• The problem
Leave no picture in, and give every entry again exactly.

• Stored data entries
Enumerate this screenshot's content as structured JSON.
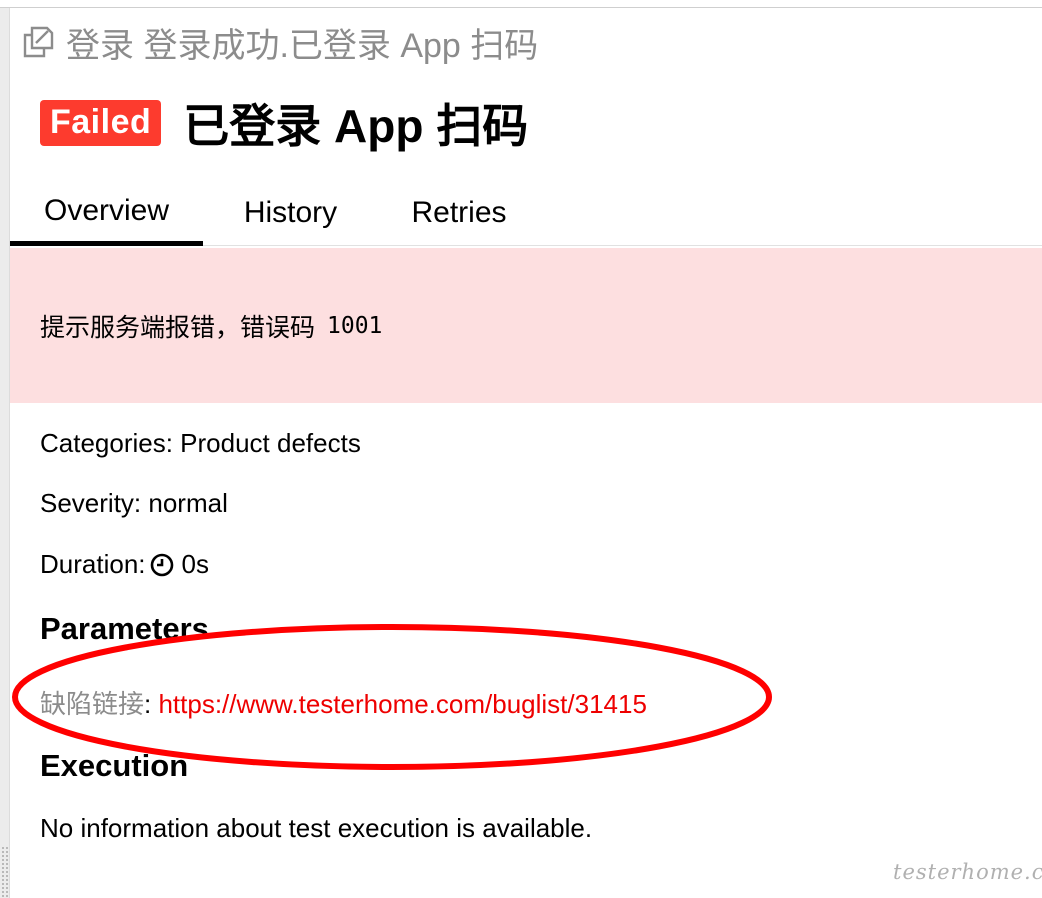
{
  "breadcrumb": {
    "icon": "copy-icon",
    "text": "登录 登录成功.已登录 App 扫码"
  },
  "header": {
    "status": "Failed",
    "title": "已登录 App 扫码"
  },
  "tabs": [
    {
      "label": "Overview",
      "active": true
    },
    {
      "label": "History",
      "active": false
    },
    {
      "label": "Retries",
      "active": false
    }
  ],
  "error": {
    "message": "提示服务端报错，错误码",
    "code": "1001"
  },
  "info": {
    "categories": "Categories: Product defects",
    "severity": "Severity: normal",
    "duration_label": "Duration:",
    "duration_icon": "clock-icon",
    "duration_value": "0s"
  },
  "parameters": {
    "title": "Parameters",
    "items": [
      {
        "name": "缺陷链接",
        "value": "https://www.testerhome.com/buglist/31415"
      }
    ]
  },
  "execution": {
    "title": "Execution",
    "text": "No information about test execution is available."
  },
  "watermark": "testerhome.com",
  "colors": {
    "badge_failed": "#fd3b2e",
    "error_bg": "#fddfe0",
    "link": "#ee0000",
    "annotation": "#ff0000",
    "muted": "#8c8c8c"
  }
}
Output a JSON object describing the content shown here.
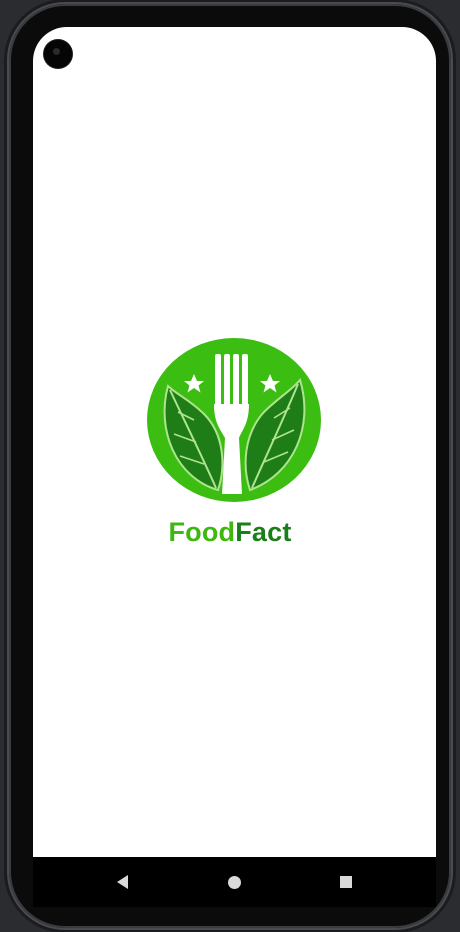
{
  "app": {
    "brand_part1": "Food",
    "brand_part2": "Fact"
  },
  "colors": {
    "background": "#ffffff",
    "brand_light_green": "#3cb80e",
    "brand_dark_green": "#1a7f18"
  },
  "icons": {
    "logo": "fork-leaf-logo-icon",
    "camera": "camera-icon",
    "back": "back-triangle-icon",
    "home": "home-circle-icon",
    "recents": "recents-square-icon"
  }
}
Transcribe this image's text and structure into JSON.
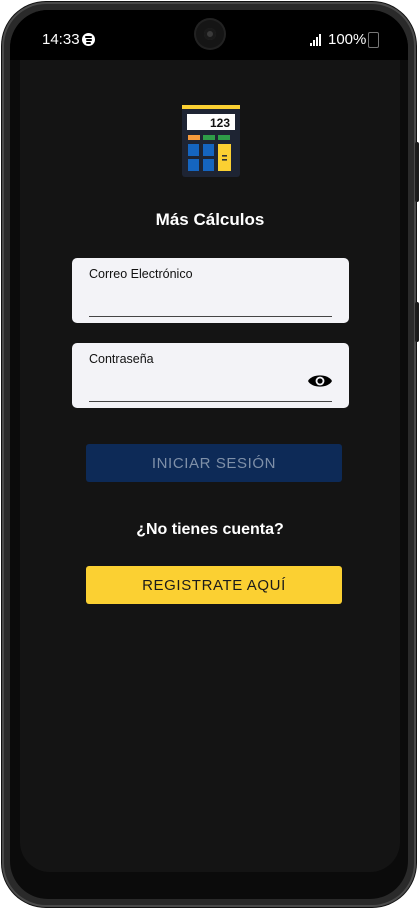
{
  "status_bar": {
    "time": "14:33",
    "battery_text": "100%",
    "icons": [
      "spotify-icon",
      "signal-icon",
      "battery-icon"
    ]
  },
  "app": {
    "logo_icon": "calculator-icon",
    "logo_display": "123",
    "title": "Más Cálculos"
  },
  "login_form": {
    "email": {
      "label": "Correo Electrónico",
      "value": ""
    },
    "password": {
      "label": "Contraseña",
      "value": "",
      "toggle_icon": "eye-icon"
    },
    "login_button": "INICIAR SESIÓN"
  },
  "register": {
    "question": "¿No tienes cuenta?",
    "button": "REGISTRATE AQUÍ"
  },
  "colors": {
    "background": "#141414",
    "login_button_bg": "#0d2a57",
    "register_button_bg": "#fbd032",
    "field_bg": "#f3f3f7"
  }
}
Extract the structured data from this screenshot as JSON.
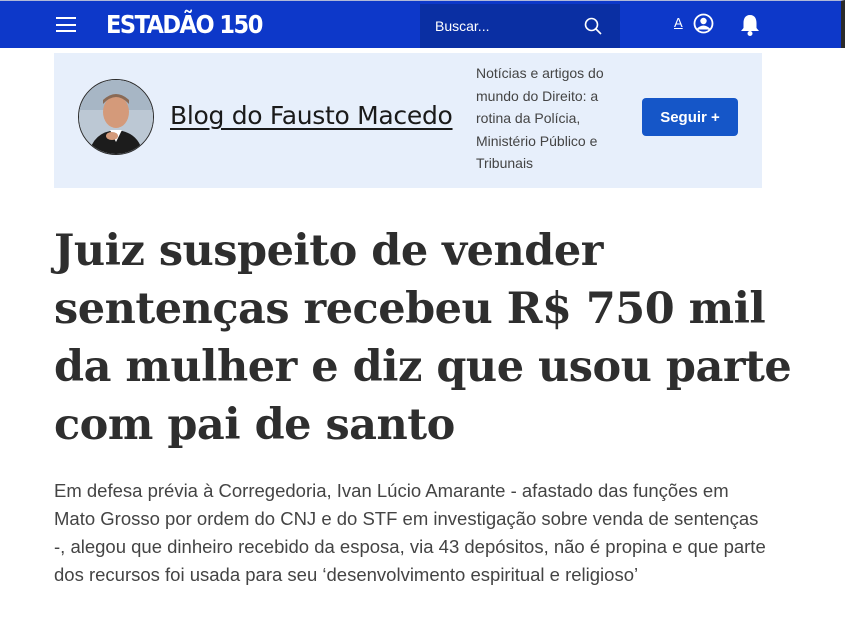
{
  "header": {
    "logo_text": "ESTADÃO 150",
    "search_placeholder": "Buscar...",
    "font_size_label": "A",
    "brand_color": "#0d38c9"
  },
  "blog": {
    "name": "Blog do Fausto Macedo",
    "description": "Notícias e artigos do mundo do Direito: a rotina da Polícia, Ministério Público e Tribunais",
    "follow_label": "Seguir +"
  },
  "article": {
    "headline": "Juiz suspeito de vender sentenças recebeu R$ 750 mil da mulher e diz que usou parte com pai de santo",
    "subtitle": "Em defesa prévia à Corregedoria, Ivan Lúcio Amarante - afastado das funções em Mato Grosso por ordem do CNJ e do STF em investigação sobre venda de sentenças -, alegou que dinheiro recebido da esposa, via 43 depósitos, não é propina e que parte dos recursos foi usada para seu ‘desenvolvimento espiritual e religioso’"
  },
  "icons": [
    "menu-icon",
    "search-icon",
    "user-icon",
    "bell-icon"
  ]
}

• Reply to the exercise
Enumerate this screenshot's content as structured JSON.
{
  "breadcrumb": {
    "icon": "copy-icon",
    "text": "登录 登录成功.已登录 App 扫码"
  },
  "header": {
    "status": "Failed",
    "title": "已登录 App 扫码"
  },
  "tabs": [
    {
      "label": "Overview",
      "active": true
    },
    {
      "label": "History",
      "active": false
    },
    {
      "label": "Retries",
      "active": false
    }
  ],
  "error": {
    "message": "提示服务端报错，错误码",
    "code": "1001"
  },
  "info": {
    "categories": "Categories: Product defects",
    "severity": "Severity: normal",
    "duration_label": "Duration:",
    "duration_icon": "clock-icon",
    "duration_value": "0s"
  },
  "parameters": {
    "title": "Parameters",
    "items": [
      {
        "name": "缺陷链接",
        "value": "https://www.testerhome.com/buglist/31415"
      }
    ]
  },
  "execution": {
    "title": "Execution",
    "text": "No information about test execution is available."
  },
  "watermark": "testerhome.com",
  "colors": {
    "badge_failed": "#fd3b2e",
    "error_bg": "#fddfe0",
    "link": "#ee0000",
    "annotation": "#ff0000",
    "muted": "#8c8c8c"
  }
}
Output a JSON object describing the content shown here.
{
  "app": {
    "brand_part1": "Food",
    "brand_part2": "Fact"
  },
  "colors": {
    "background": "#ffffff",
    "brand_light_green": "#3cb80e",
    "brand_dark_green": "#1a7f18"
  },
  "icons": {
    "logo": "fork-leaf-logo-icon",
    "camera": "camera-icon",
    "back": "back-triangle-icon",
    "home": "home-circle-icon",
    "recents": "recents-square-icon"
  }
}
Transcribe this image's text and structure into JSON.
{
  "status_bar": {
    "time": "14:33",
    "battery_text": "100%",
    "icons": [
      "spotify-icon",
      "signal-icon",
      "battery-icon"
    ]
  },
  "app": {
    "logo_icon": "calculator-icon",
    "logo_display": "123",
    "title": "Más Cálculos"
  },
  "login_form": {
    "email": {
      "label": "Correo Electrónico",
      "value": ""
    },
    "password": {
      "label": "Contraseña",
      "value": "",
      "toggle_icon": "eye-icon"
    },
    "login_button": "INICIAR SESIÓN"
  },
  "register": {
    "question": "¿No tienes cuenta?",
    "button": "REGISTRATE AQUÍ"
  },
  "colors": {
    "background": "#141414",
    "login_button_bg": "#0d2a57",
    "register_button_bg": "#fbd032",
    "field_bg": "#f3f3f7"
  }
}
Extract the structured data from this screenshot as JSON.
{
  "header": {
    "logo_text": "ESTADÃO 150",
    "search_placeholder": "Buscar...",
    "font_size_label": "A",
    "brand_color": "#0d38c9"
  },
  "blog": {
    "name": "Blog do Fausto Macedo",
    "description": "Notícias e artigos do mundo do Direito: a rotina da Polícia, Ministério Público e Tribunais",
    "follow_label": "Seguir +"
  },
  "article": {
    "headline": "Juiz suspeito de vender sentenças recebeu R$ 750 mil da mulher e diz que usou parte com pai de santo",
    "subtitle": "Em defesa prévia à Corregedoria, Ivan Lúcio Amarante - afastado das funções em Mato Grosso por ordem do CNJ e do STF em investigação sobre venda de sentenças -, alegou que dinheiro recebido da esposa, via 43 depósitos, não é propina e que parte dos recursos foi usada para seu ‘desenvolvimento espiritual e religioso’"
  },
  "icons": [
    "menu-icon",
    "search-icon",
    "user-icon",
    "bell-icon"
  ]
}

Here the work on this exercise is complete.